It can be a great Pro option if your browser supports direct bookmarks on the home screen and treats them like web apps. Thus, the experience gets the closest to the native Apple one. Google Chrome, for example, does support it.
To create a shortcut, open the page in your Chrome, tap the three-dot menu button in the upper right corner, and in the drop-down menu, select “Add to Home Screen.” Then specify the size of the icon. It will be enough to tap it to proceed directly to photos, notes, or whatever.The Impression
It’s a good start, though there are many steps to make yet. Make Notes usable, add Reminders, link it to iCloud mail (for those using it), and so on. But it’s better than what mobile users had before. And what do you think about using iCloud on non-Apple devices? Tried it? Wish it had something? Tell your opinion in comments, as sharing your thought is good.
- Saulo Velez
- 2020-12-16 08:00:00
- Google Assistant to Get New Notification Control Section
From an experiment with voice controls, Google Assistant has evolved into one of the most advanced of its kind. On your smartphones, tablets, and home devices, it simplifies your interaction with all those various techs and the Internet of information. Along with voice requests and commands, a great thing about it is the information cards it displays when it considers them necessary (and mostly correctly).
Mostly, though, doesn’t mean “always.” It would have been logical to let users decide which sorts of notifications they would like to see. And with the new interface of Google Assistant, this feature finally arrives. The updated menu has a new section named Notifications, where you can adjust its behavior and select what alerts you want to receive.
The settings are highly detailed, offering separate toggles for various types of reminders. So if you are, for example, interested in flights and bookings, but not in calendar events or news updates, you can just turn some of them on and others off. The update may arrive sooner than we expect; it’s so close to ready that it may be a question of weeks or even days.

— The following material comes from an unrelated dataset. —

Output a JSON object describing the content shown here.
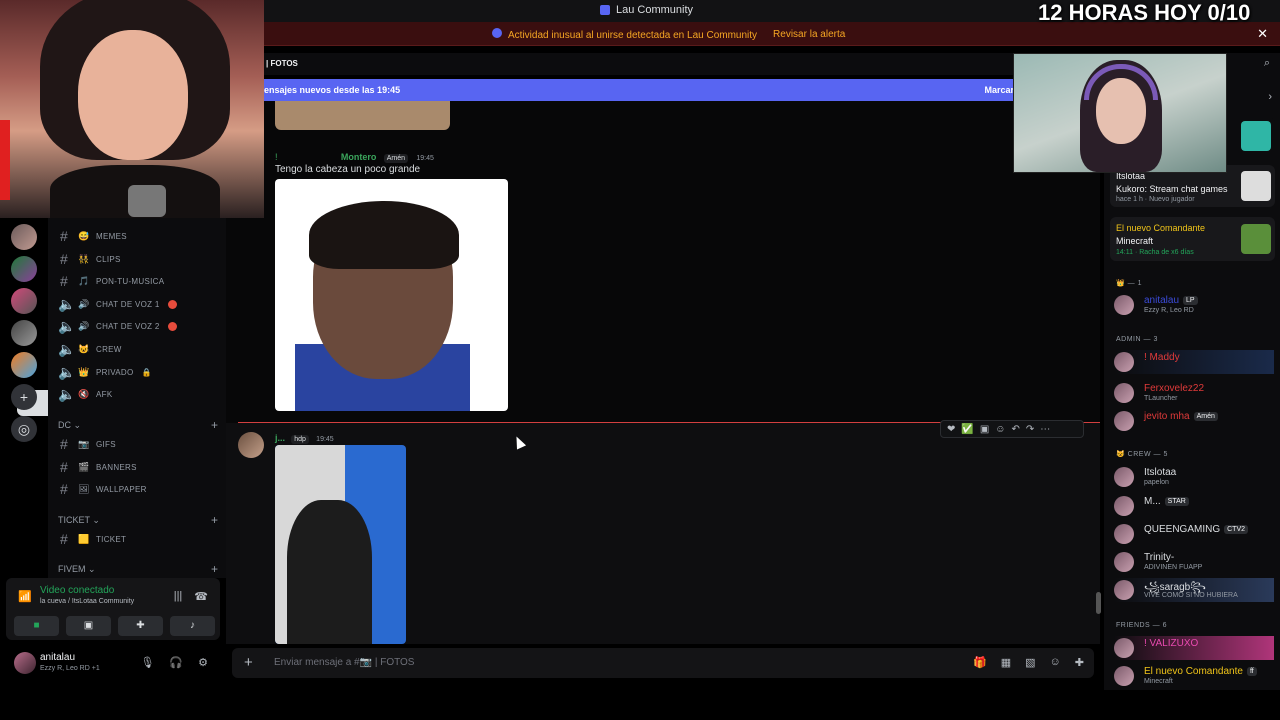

Do you use Google Assistant? Or plan to use it? Will you find it better with these fine settings? Drop a line in comments to share your opinion, and we’ll be glad.
- Saulo Velez
- 2020-12-08 14:00:00